To verify the deployment, I opened the development environment in the web browser. I was puzzled when I found out that even though the database update that installed the new module did complete successfully, the module was not installed. After some debugging, I discovered that I forgot to export my local environment’s configuration into the
config directory, which, after doing it with
drush config-export, contained a setting to keep the new module installed. Since Jenkins runs
drush config-import after
drush update-db, it uninstalled the module before the module was present in the site configuration. Therefore, I created a fourth pull request that included this fix. When Jenkins deployed it to the development environment, this time, the module was successfully installed. Phew!
It took us four deployments to get the release working in the development environment. For production, we want to accomplish it in a single deployment. In the next section, we will see how to test that.

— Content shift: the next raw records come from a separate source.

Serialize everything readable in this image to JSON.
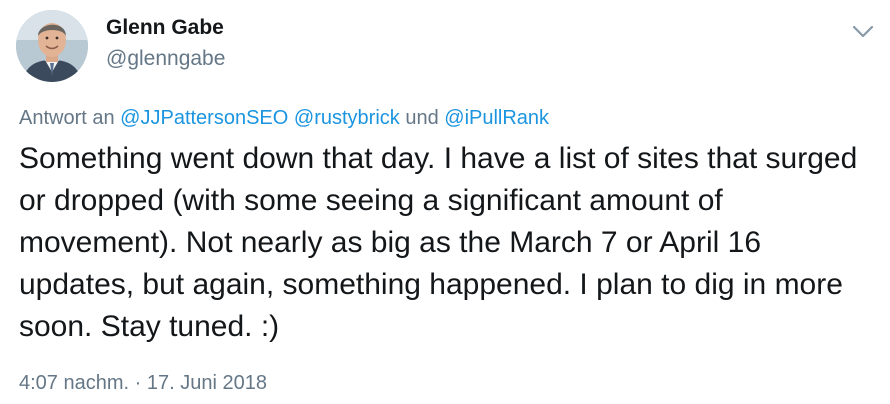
{
  "author": {
    "name": "Glenn Gabe",
    "handle": "@glenngabe"
  },
  "reply": {
    "prefix": "Antwort an",
    "mention_1": "@JJPattersonSEO",
    "mention_2": "@rustybrick",
    "conjunction": "und",
    "mention_3": "@iPullRank"
  },
  "tweet": {
    "text": "Something went down that day. I have a list of sites that surged or dropped (with some seeing a significant amount of movement). Not nearly as big as the March 7 or April 16 updates, but again, something happened. I plan to dig in more soon. Stay tuned. :)",
    "timestamp": "4:07 nachm. · 17. Juni 2018"
  },
  "icons": {
    "menu": "chevron-down-icon",
    "avatar": "profile-photo"
  },
  "colors": {
    "link": "#1b95e0",
    "secondary_text": "#657786",
    "primary_text": "#14171a"
  }
}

We use a tool called Tugboat in our client's projects that helps us to spot and fix implementation and deployment bugs in the early stages of development. You can find out further details at https://tugboat.qa.
Testing the deployment to production
Once we completed all the milestone’s issues for listing sessions, we needed to make sure they could be deployed as a whole without causing errors.
Simulating a production deployment
Here is an example of how we test production deployments:
First, we triggered the Jenkins job that copies the production environment's database and files into the development environment:
Here is the log. Once we had fresh data at the development environment, we triggered the job that kicks in when someone makes changes to the master branch (which ran the Ansible task to update the database).
The job completed successfully (Yay!). I also opened the development environment’s website and verified that the new module was installed and that all the new features that we worked on the milestone were working as expected. We were ready to publish this to production!
Hitting the button
The release was complete, and we tested its deployment. Therefore, we were ready to publish it. We used the Jenkins job that takes a git tag as a parameter, deploys the code to the production environment, and finally runs the post-deploy task to update the database. It worked!
When you test deployments beforehand, you get a deep understanding of what happens during such a process. It gets especially interesting when something goes wrong, as it gives you a chance to debug the deployment process locally, fix it, and test it again at the development environment until it works flawlessly.
What happens when a deployment goes wrong in production? Setting up a roll back process is something that deserves its own article. In the meantime, what’s your development and deployment process like? Do you have any suggestions? I am looking forward to hearing your insights below.
This article was possible thanks to the following folks:
- Pedro González NITEMAN, for his help with the DrupalCamp Spain’s infrastructure.
- Matt Oliveira, James Sansbury, Andrew Berry, and Seth Brown for their technical and editorial reviews.